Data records
* * * *
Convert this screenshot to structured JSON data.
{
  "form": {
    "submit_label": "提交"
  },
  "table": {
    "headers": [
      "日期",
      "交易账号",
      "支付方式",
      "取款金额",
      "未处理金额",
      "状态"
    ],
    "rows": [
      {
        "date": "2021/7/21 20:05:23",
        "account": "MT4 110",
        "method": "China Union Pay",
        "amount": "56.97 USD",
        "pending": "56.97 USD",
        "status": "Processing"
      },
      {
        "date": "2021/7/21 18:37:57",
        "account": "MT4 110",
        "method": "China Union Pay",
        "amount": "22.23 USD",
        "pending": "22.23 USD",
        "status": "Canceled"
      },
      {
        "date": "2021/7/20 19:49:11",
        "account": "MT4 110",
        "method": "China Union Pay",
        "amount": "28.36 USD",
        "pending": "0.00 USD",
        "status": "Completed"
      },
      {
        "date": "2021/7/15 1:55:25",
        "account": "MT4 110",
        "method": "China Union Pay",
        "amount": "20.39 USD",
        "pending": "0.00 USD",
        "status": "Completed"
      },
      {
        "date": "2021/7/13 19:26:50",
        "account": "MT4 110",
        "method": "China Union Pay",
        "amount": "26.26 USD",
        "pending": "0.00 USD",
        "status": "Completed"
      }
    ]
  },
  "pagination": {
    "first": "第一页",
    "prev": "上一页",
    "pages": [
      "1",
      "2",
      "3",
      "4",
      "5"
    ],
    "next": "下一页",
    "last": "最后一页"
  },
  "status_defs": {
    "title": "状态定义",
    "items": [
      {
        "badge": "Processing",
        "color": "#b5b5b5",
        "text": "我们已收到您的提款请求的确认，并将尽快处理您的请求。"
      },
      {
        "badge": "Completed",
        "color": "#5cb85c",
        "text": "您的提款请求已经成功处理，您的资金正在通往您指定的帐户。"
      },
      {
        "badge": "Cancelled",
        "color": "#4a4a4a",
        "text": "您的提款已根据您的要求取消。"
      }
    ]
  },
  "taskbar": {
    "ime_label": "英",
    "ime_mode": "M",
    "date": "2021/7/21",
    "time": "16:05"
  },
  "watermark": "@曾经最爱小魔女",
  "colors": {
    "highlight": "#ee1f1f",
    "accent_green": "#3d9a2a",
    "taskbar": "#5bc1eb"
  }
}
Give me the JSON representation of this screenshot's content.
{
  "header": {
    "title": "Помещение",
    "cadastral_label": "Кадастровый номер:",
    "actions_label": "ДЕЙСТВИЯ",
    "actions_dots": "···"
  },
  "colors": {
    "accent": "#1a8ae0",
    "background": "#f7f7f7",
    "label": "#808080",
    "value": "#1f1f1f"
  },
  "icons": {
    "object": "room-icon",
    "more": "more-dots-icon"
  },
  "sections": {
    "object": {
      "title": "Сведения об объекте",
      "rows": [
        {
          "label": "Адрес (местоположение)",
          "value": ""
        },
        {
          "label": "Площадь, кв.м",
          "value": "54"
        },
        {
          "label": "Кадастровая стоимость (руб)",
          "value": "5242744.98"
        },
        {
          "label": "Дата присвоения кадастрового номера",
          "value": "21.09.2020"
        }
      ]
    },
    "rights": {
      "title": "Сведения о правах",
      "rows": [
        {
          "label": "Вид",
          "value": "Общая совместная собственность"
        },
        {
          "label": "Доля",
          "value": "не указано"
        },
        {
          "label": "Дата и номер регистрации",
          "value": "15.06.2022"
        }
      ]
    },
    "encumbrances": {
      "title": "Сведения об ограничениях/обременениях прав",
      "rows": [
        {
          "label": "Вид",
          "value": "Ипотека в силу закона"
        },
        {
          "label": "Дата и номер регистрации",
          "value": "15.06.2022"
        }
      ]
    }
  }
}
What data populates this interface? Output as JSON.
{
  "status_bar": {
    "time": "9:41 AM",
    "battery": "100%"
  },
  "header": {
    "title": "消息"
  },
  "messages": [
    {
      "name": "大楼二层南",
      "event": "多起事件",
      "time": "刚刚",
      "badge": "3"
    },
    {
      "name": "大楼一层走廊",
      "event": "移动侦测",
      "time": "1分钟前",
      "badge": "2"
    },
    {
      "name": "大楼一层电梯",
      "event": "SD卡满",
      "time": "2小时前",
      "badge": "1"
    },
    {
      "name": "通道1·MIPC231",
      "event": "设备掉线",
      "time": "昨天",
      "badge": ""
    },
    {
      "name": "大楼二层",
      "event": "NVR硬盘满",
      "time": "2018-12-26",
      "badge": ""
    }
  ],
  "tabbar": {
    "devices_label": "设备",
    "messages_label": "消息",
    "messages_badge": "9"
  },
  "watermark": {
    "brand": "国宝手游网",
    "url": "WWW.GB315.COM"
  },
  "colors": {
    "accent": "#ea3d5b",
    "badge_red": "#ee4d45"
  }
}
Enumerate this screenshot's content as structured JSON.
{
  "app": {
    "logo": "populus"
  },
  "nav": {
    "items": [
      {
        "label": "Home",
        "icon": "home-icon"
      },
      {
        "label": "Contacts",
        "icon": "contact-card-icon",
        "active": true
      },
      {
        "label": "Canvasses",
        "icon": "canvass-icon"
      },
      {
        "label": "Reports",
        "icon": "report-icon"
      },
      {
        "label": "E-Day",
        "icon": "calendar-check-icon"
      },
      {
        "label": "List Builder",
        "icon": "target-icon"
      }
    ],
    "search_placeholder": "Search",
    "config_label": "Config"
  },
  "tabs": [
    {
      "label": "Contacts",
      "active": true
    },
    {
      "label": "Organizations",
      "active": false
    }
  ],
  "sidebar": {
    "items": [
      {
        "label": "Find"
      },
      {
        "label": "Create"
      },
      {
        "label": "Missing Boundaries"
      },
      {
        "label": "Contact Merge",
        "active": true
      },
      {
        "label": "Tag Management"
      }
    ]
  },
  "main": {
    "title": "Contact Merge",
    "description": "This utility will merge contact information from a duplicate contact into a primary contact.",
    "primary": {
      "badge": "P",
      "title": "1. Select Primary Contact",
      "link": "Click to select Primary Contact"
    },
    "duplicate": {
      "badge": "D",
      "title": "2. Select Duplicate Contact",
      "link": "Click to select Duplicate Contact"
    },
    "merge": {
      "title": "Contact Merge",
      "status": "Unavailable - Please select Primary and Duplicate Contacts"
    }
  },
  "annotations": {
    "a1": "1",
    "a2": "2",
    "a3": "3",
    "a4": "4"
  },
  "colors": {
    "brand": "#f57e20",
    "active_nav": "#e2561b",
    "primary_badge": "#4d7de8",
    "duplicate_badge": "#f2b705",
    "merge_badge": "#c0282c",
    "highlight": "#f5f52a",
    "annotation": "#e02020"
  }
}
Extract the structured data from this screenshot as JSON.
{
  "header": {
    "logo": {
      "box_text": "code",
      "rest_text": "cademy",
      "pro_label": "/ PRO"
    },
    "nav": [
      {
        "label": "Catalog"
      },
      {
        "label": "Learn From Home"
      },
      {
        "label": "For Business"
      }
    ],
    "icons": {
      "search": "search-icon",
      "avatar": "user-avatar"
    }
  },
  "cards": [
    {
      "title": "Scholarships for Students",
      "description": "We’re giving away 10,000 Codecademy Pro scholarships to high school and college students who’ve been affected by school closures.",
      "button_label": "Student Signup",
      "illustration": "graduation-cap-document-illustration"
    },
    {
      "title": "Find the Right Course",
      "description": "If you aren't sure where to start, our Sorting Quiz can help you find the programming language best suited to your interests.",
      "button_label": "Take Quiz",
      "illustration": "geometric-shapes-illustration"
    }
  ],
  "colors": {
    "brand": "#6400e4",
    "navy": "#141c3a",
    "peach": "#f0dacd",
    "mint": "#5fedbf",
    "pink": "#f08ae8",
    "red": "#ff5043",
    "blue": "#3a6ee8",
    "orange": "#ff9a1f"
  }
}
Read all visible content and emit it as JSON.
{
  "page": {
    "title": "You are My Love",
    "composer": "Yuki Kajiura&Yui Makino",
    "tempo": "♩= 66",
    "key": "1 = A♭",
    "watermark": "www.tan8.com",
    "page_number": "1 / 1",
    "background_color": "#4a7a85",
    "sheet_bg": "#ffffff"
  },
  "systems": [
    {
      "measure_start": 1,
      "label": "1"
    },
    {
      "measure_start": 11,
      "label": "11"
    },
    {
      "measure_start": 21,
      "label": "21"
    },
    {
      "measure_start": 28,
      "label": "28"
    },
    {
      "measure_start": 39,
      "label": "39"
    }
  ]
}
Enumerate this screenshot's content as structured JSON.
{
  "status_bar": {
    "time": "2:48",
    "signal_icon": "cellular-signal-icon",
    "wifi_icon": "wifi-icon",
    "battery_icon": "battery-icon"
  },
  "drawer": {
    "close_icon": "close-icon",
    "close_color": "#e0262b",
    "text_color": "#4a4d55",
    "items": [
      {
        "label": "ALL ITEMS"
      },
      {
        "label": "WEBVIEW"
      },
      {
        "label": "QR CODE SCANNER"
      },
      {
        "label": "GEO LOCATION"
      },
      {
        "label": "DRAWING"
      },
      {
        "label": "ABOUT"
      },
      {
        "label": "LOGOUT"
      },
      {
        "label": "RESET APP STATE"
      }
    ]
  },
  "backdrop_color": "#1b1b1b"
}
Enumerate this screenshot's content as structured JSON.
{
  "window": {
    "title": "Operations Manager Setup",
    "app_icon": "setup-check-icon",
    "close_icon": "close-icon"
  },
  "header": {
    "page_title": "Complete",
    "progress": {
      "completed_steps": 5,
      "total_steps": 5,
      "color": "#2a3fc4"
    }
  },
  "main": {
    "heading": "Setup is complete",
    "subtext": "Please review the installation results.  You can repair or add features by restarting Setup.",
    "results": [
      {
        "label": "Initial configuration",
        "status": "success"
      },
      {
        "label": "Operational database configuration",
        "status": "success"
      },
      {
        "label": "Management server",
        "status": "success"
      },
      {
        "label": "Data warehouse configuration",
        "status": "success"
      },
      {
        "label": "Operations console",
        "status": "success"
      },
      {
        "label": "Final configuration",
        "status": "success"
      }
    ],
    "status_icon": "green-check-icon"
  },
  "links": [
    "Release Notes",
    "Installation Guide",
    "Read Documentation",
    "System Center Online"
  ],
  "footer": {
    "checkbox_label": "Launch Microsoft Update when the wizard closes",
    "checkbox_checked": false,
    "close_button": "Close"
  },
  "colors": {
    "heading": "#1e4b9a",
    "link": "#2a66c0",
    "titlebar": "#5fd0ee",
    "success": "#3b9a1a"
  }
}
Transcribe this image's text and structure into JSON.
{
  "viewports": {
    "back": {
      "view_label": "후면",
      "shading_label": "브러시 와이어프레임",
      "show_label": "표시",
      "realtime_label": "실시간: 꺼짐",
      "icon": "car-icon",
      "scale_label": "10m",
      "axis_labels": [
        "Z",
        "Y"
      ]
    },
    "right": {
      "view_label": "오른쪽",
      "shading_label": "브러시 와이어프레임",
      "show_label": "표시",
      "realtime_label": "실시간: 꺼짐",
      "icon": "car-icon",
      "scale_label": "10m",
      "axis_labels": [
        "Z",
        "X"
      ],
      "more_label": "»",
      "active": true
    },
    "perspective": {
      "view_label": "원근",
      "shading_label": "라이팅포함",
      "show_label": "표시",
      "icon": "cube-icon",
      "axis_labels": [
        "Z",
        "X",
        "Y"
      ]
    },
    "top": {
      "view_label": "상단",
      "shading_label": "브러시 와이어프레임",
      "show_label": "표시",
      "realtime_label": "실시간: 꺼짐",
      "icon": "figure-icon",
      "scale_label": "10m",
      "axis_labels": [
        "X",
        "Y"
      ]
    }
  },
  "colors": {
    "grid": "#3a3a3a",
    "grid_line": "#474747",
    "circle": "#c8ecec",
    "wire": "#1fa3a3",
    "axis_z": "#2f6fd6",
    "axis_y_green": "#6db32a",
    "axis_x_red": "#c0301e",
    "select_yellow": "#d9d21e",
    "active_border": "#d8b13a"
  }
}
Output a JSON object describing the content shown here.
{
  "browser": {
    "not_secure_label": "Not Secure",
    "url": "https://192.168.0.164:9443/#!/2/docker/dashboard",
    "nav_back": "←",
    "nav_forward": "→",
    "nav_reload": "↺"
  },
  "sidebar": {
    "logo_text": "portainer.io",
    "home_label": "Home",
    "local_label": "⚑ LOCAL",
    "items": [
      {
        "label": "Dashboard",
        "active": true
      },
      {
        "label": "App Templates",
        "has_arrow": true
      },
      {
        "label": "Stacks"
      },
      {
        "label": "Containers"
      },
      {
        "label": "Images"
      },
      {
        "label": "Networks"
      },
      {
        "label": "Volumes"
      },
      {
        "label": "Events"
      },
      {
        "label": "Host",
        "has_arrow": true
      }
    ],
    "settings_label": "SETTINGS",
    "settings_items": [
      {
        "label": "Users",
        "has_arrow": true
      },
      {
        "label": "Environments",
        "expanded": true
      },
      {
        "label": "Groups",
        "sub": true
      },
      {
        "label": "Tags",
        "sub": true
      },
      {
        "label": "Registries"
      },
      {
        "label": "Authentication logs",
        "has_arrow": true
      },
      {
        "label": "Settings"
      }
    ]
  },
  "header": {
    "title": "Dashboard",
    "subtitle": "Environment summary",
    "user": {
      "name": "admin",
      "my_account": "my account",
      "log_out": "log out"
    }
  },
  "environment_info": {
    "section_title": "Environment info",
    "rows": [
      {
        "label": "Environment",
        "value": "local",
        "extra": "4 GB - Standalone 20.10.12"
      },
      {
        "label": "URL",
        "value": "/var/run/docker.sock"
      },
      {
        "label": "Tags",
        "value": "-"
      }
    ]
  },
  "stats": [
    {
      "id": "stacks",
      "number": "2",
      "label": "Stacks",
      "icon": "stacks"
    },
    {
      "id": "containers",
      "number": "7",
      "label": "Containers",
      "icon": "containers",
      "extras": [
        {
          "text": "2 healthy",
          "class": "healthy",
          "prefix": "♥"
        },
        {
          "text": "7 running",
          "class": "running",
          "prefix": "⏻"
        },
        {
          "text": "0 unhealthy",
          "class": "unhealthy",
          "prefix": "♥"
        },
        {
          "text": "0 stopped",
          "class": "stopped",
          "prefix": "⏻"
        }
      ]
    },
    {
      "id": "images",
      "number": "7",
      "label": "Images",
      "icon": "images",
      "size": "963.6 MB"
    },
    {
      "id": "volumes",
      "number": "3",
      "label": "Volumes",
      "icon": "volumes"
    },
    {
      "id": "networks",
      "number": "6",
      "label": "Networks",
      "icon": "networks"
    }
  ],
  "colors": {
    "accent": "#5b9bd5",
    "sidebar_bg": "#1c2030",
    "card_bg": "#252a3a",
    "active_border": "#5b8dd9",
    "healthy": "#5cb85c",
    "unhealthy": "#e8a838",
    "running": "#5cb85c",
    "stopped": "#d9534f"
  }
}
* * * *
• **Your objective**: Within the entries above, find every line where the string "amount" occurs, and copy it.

• **Completed exercise**:
        "amount": "56.97 USD",
        "amount": "22.23 USD",
        "amount": "28.36 USD",
        "amount": "20.39 USD",
        "amount": "26.26 USD",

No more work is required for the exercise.